A Letter to a Design Student
Primo Orphilla on what it takes to become a successful interior designer.
Dear Future Designer,
Let me start by commending you on the leap of imagination you have made to pursue a career in interior design. Unlike telecommunications, law, medicine, finance, or architecture, ours is a profession not clearly understood. When you say you’re an interior designer people—like your parents—will ask: “What exactly do you do?” Even when you spell it out it’s hard to get a sense of what it is: electing furniture, finishes, colors, and textures; figuring out where people are going to sit and where the light will come from; lining up adjacencies so that Space A leads logically and effectively to Space B. You can get a degree in this?
Yes, you can.
Having practiced the profession for more than 30 years, I’ve come to understand that what an interior designer does—what you will learn to do in the years ahead—is create an experience using space and light. Because interiors don’t typically last as long as the shells that enclose them, our field has existed for many years in the shadow of “starchitect” exteriors. But it’s important to remember that most of us experience architecture from the inside out. Interior design is part psychology, part cultural anthropology, and part behavioral science practiced through mediums of space and time. Like gardening or even farming, it is the art of creating living ecosystems. (You probably didn’t realize you were studying to be a farmer.)

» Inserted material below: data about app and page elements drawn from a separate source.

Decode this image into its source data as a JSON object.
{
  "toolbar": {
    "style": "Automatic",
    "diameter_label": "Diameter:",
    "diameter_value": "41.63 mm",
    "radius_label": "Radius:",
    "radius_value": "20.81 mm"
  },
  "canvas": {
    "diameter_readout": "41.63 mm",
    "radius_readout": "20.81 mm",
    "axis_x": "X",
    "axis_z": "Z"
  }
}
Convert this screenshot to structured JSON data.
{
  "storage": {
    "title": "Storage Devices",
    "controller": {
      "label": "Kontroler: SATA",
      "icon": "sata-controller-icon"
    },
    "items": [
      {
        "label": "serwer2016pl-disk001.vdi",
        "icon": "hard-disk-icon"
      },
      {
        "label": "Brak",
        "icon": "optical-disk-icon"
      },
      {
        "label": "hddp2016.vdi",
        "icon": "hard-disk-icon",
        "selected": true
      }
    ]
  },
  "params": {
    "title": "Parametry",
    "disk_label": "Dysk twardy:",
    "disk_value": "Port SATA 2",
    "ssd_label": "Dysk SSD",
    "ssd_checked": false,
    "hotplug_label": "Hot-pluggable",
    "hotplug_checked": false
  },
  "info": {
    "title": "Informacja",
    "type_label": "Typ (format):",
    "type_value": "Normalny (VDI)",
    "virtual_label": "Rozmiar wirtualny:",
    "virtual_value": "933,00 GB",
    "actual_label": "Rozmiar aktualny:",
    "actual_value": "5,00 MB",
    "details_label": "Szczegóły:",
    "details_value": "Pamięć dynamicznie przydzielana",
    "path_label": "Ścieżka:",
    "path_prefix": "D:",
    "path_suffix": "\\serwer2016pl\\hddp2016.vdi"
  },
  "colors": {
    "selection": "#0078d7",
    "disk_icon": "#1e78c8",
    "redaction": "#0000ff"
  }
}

How this particular discipline is taught is of great concern to those of us who will hire the next generation of designers. As the head of a company with young designers on staff, there is a surge of first-rate talent coming to our firms equipped with some of the most sophisticated technical expertise I’ve ever seen. Our design schools are doing a bang-up job teaching AutoCAD and Revit, Rhino, InDesign, and SketchUp.
Where I would like to see more progress is in teaching the process—or maybe I should say the habit—of critical thinking. The great software tools that have shifted our profession from literal drawing boards to digital screens have brought with them precision, consistency, and ease of use, but also a habit of conformity that is the antithesis of good design. The challenge of modern design education is to teach the high-tech mechanics of the craft while simultaneously breaking the herding instinct (and reliance on shortcuts) those mechanics tend to encourage.

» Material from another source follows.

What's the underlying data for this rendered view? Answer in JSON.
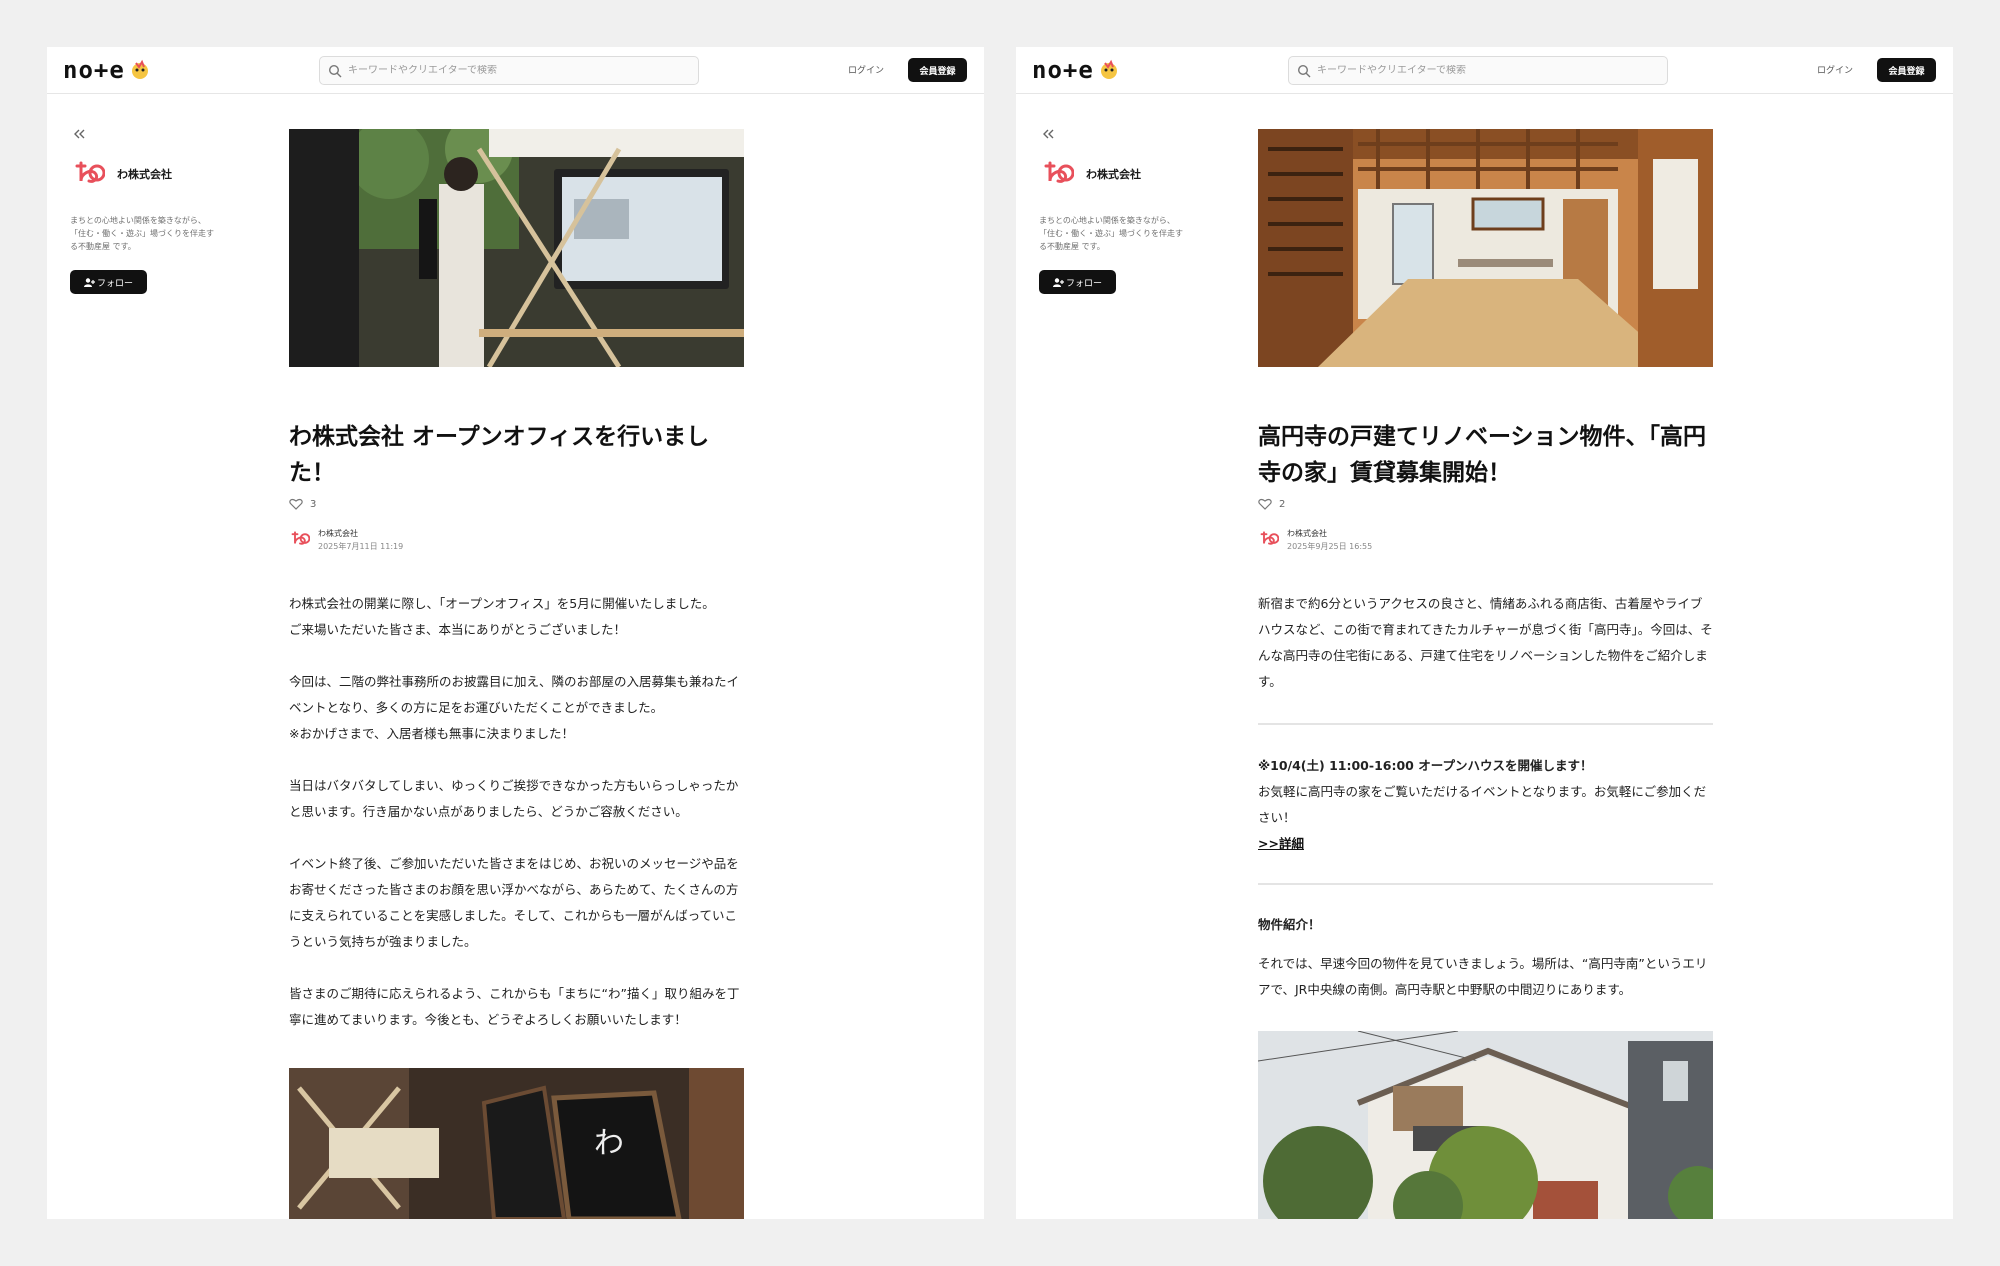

In other words, when you come into my class (or my firm) you will be required to untether from the internet, close your apps and programs, and open your eyes to the world around you—specifically, to your world. Every designer is inundated with influences: image boards, pins, manufacturer’s pitches, design blogs, magazines like this one, HGTV, etc. But if design is the art of creating experiences, the quality spaces will be those that are drawn from experience and replicate a feeling the designer knows firsthand.
One of my favorite exercises with students is to ask them to think of a favorite space and to analyze what specifically creates the experience that makes it their favorite. Begin design development not with an idea, but with a feeling—say of your bare feet walking as a child on uneven wood or of the particular quality of light coming through an iced-over window late on a winter afternoon. If you start with the emotion of a space and then develop your idea from that, the resulting design will have an authenticity you won’t find on the internet.
The best minds in design education today are searching for new ways to teach a path to authenticity. In a world that’s increasingly digital, virtual, and governed by algorithms, the role of designers going forward will be to connect with the timeless sensations we experience through the soles of our feet. You can teach that?